• WORK TO BE COMPLETED
Below is a block of data; give all of it again word for word.

• SUPPLIED DATA
-------------------------
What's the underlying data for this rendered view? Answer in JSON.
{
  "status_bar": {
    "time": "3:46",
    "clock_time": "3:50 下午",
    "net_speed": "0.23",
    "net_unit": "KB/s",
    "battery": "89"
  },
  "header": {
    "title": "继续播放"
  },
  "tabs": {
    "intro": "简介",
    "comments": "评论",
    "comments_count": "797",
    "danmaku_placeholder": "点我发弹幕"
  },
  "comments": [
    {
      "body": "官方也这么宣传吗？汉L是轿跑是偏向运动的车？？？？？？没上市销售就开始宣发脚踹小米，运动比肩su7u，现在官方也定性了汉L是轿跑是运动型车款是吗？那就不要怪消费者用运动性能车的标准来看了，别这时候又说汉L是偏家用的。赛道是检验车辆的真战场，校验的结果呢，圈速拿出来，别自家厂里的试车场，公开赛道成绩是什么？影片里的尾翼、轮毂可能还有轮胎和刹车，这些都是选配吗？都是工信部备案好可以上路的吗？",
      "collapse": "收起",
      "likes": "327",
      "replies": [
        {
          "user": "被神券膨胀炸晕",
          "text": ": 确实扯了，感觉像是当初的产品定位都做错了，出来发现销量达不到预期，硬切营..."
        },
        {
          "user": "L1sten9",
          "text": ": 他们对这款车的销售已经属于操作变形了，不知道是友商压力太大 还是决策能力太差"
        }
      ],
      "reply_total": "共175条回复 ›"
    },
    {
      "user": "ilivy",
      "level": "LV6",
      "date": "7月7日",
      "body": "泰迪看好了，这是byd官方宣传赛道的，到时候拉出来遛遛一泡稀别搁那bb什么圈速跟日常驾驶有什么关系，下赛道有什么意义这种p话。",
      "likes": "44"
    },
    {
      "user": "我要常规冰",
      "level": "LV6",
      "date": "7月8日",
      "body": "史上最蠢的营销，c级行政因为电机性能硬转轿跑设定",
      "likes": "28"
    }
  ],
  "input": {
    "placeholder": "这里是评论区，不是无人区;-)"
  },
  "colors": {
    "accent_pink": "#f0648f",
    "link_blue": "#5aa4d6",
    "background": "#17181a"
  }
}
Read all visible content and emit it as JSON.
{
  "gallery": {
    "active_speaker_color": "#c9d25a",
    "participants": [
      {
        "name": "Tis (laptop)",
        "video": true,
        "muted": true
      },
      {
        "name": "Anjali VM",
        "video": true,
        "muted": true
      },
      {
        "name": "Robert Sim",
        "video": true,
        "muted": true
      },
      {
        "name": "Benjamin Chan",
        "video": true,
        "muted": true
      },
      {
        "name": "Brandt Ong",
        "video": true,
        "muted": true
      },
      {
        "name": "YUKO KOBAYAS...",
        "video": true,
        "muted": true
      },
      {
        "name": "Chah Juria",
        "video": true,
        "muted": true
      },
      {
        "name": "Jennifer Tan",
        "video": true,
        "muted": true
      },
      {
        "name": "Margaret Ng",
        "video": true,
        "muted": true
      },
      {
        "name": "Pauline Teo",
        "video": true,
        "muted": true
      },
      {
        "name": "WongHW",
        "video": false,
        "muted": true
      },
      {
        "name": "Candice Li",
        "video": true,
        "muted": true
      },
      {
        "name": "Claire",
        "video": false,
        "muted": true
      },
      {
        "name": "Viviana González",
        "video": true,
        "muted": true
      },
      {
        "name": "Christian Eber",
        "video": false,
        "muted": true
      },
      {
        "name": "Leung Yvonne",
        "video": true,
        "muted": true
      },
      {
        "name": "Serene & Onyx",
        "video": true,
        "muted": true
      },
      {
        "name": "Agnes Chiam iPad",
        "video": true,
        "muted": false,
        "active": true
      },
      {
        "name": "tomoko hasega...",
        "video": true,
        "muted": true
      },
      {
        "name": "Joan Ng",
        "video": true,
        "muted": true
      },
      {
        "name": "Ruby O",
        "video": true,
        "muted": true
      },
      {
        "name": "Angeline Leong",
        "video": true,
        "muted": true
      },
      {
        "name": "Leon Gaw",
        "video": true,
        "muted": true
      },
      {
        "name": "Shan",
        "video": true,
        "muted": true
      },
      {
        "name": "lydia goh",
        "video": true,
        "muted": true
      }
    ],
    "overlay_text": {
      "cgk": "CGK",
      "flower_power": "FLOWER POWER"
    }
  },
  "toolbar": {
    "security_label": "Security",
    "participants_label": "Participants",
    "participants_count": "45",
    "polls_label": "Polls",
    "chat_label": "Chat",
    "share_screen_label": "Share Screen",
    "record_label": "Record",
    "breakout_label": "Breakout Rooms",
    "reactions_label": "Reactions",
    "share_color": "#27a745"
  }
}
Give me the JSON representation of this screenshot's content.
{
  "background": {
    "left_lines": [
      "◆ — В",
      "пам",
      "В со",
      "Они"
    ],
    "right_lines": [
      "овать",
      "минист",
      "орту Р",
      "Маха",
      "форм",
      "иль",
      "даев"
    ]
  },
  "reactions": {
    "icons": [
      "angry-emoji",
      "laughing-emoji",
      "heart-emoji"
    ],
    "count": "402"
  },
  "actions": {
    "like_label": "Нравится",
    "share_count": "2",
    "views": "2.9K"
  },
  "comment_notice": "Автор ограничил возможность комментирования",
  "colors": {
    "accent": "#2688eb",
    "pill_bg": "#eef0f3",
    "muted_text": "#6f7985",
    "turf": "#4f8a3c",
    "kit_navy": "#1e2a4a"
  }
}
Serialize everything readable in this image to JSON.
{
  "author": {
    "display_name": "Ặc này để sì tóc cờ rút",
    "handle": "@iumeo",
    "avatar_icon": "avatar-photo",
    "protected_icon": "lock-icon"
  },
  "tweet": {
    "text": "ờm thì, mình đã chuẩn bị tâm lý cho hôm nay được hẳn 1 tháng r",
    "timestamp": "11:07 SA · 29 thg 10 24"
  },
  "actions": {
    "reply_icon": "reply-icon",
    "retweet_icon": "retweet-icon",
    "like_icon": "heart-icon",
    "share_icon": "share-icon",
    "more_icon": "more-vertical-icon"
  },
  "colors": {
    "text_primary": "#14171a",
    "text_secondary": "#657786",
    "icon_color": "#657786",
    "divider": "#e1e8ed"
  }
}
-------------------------
• YOUR SOLUTION
What's the underlying data for this rendered view? Answer in JSON.
{
  "status_bar": {
    "time": "3:46",
    "clock_time": "3:50 下午",
    "net_speed": "0.23",
    "net_unit": "KB/s",
    "battery": "89"
  },
  "header": {
    "title": "继续播放"
  },
  "tabs": {
    "intro": "简介",
    "comments": "评论",
    "comments_count": "797",
    "danmaku_placeholder": "点我发弹幕"
  },
  "comments": [
    {
      "body": "官方也这么宣传吗？汉L是轿跑是偏向运动的车？？？？？？没上市销售就开始宣发脚踹小米，运动比肩su7u，现在官方也定性了汉L是轿跑是运动型车款是吗？那就不要怪消费者用运动性能车的标准来看了，别这时候又说汉L是偏家用的。赛道是检验车辆的真战场，校验的结果呢，圈速拿出来，别自家厂里的试车场，公开赛道成绩是什么？影片里的尾翼、轮毂可能还有轮胎和刹车，这些都是选配吗？都是工信部备案好可以上路的吗？",
      "collapse": "收起",
      "likes": "327",
      "replies": [
        {
          "user": "被神券膨胀炸晕",
          "text": ": 确实扯了，感觉像是当初的产品定位都做错了，出来发现销量达不到预期，硬切营..."
        },
        {
          "user": "L1sten9",
          "text": ": 他们对这款车的销售已经属于操作变形了，不知道是友商压力太大 还是决策能力太差"
        }
      ],
      "reply_total": "共175条回复 ›"
    },
    {
      "user": "ilivy",
      "level": "LV6",
      "date": "7月7日",
      "body": "泰迪看好了，这是byd官方宣传赛道的，到时候拉出来遛遛一泡稀别搁那bb什么圈速跟日常驾驶有什么关系，下赛道有什么意义这种p话。",
      "likes": "44"
    },
    {
      "user": "我要常规冰",
      "level": "LV6",
      "date": "7月8日",
      "body": "史上最蠢的营销，c级行政因为电机性能硬转轿跑设定",
      "likes": "28"
    }
  ],
  "input": {
    "placeholder": "这里是评论区，不是无人区;-)"
  },
  "colors": {
    "accent_pink": "#f0648f",
    "link_blue": "#5aa4d6",
    "background": "#17181a"
  }
}
Read all visible content and emit it as JSON.
{
  "gallery": {
    "active_speaker_color": "#c9d25a",
    "participants": [
      {
        "name": "Tis (laptop)",
        "video": true,
        "muted": true
      },
      {
        "name": "Anjali VM",
        "video": true,
        "muted": true
      },
      {
        "name": "Robert Sim",
        "video": true,
        "muted": true
      },
      {
        "name": "Benjamin Chan",
        "video": true,
        "muted": true
      },
      {
        "name": "Brandt Ong",
        "video": true,
        "muted": true
      },
      {
        "name": "YUKO KOBAYAS...",
        "video": true,
        "muted": true
      },
      {
        "name": "Chah Juria",
        "video": true,
        "muted": true
      },
      {
        "name": "Jennifer Tan",
        "video": true,
        "muted": true
      },
      {
        "name": "Margaret Ng",
        "video": true,
        "muted": true
      },
      {
        "name": "Pauline Teo",
        "video": true,
        "muted": true
      },
      {
        "name": "WongHW",
        "video": false,
        "muted": true
      },
      {
        "name": "Candice Li",
        "video": true,
        "muted": true
      },
      {
        "name": "Claire",
        "video": false,
        "muted": true
      },
      {
        "name": "Viviana González",
        "video": true,
        "muted": true
      },
      {
        "name": "Christian Eber",
        "video": false,
        "muted": true
      },
      {
        "name": "Leung Yvonne",
        "video": true,
        "muted": true
      },
      {
        "name": "Serene & Onyx",
        "video": true,
        "muted": true
      },
      {
        "name": "Agnes Chiam iPad",
        "video": true,
        "muted": false,
        "active": true
      },
      {
        "name": "tomoko hasega...",
        "video": true,
        "muted": true
      },
      {
        "name": "Joan Ng",
        "video": true,
        "muted": true
      },
      {
        "name": "Ruby O",
        "video": true,
        "muted": true
      },
      {
        "name": "Angeline Leong",
        "video": true,
        "muted": true
      },
      {
        "name": "Leon Gaw",
        "video": true,
        "muted": true
      },
      {
        "name": "Shan",
        "video": true,
        "muted": true
      },
      {
        "name": "lydia goh",
        "video": true,
        "muted": true
      }
    ],
    "overlay_text": {
      "cgk": "CGK",
      "flower_power": "FLOWER POWER"
    }
  },
  "toolbar": {
    "security_label": "Security",
    "participants_label": "Participants",
    "participants_count": "45",
    "polls_label": "Polls",
    "chat_label": "Chat",
    "share_screen_label": "Share Screen",
    "record_label": "Record",
    "breakout_label": "Breakout Rooms",
    "reactions_label": "Reactions",
    "share_color": "#27a745"
  }
}
Give me the JSON representation of this screenshot's content.
{
  "background": {
    "left_lines": [
      "◆ — В",
      "пам",
      "В со",
      "Они"
    ],
    "right_lines": [
      "овать",
      "минист",
      "орту Р",
      "Маха",
      "форм",
      "иль",
      "даев"
    ]
  },
  "reactions": {
    "icons": [
      "angry-emoji",
      "laughing-emoji",
      "heart-emoji"
    ],
    "count": "402"
  },
  "actions": {
    "like_label": "Нравится",
    "share_count": "2",
    "views": "2.9K"
  },
  "comment_notice": "Автор ограничил возможность комментирования",
  "colors": {
    "accent": "#2688eb",
    "pill_bg": "#eef0f3",
    "muted_text": "#6f7985",
    "turf": "#4f8a3c",
    "kit_navy": "#1e2a4a"
  }
}
Serialize everything readable in this image to JSON.
{
  "author": {
    "display_name": "Ặc này để sì tóc cờ rút",
    "handle": "@iumeo",
    "avatar_icon": "avatar-photo",
    "protected_icon": "lock-icon"
  },
  "tweet": {
    "text": "ờm thì, mình đã chuẩn bị tâm lý cho hôm nay được hẳn 1 tháng r",
    "timestamp": "11:07 SA · 29 thg 10 24"
  },
  "actions": {
    "reply_icon": "reply-icon",
    "retweet_icon": "retweet-icon",
    "like_icon": "heart-icon",
    "share_icon": "share-icon",
    "more_icon": "more-vertical-icon"
  },
  "colors": {
    "text_primary": "#14171a",
    "text_secondary": "#657786",
    "icon_color": "#657786",
    "divider": "#e1e8ed"
  }
}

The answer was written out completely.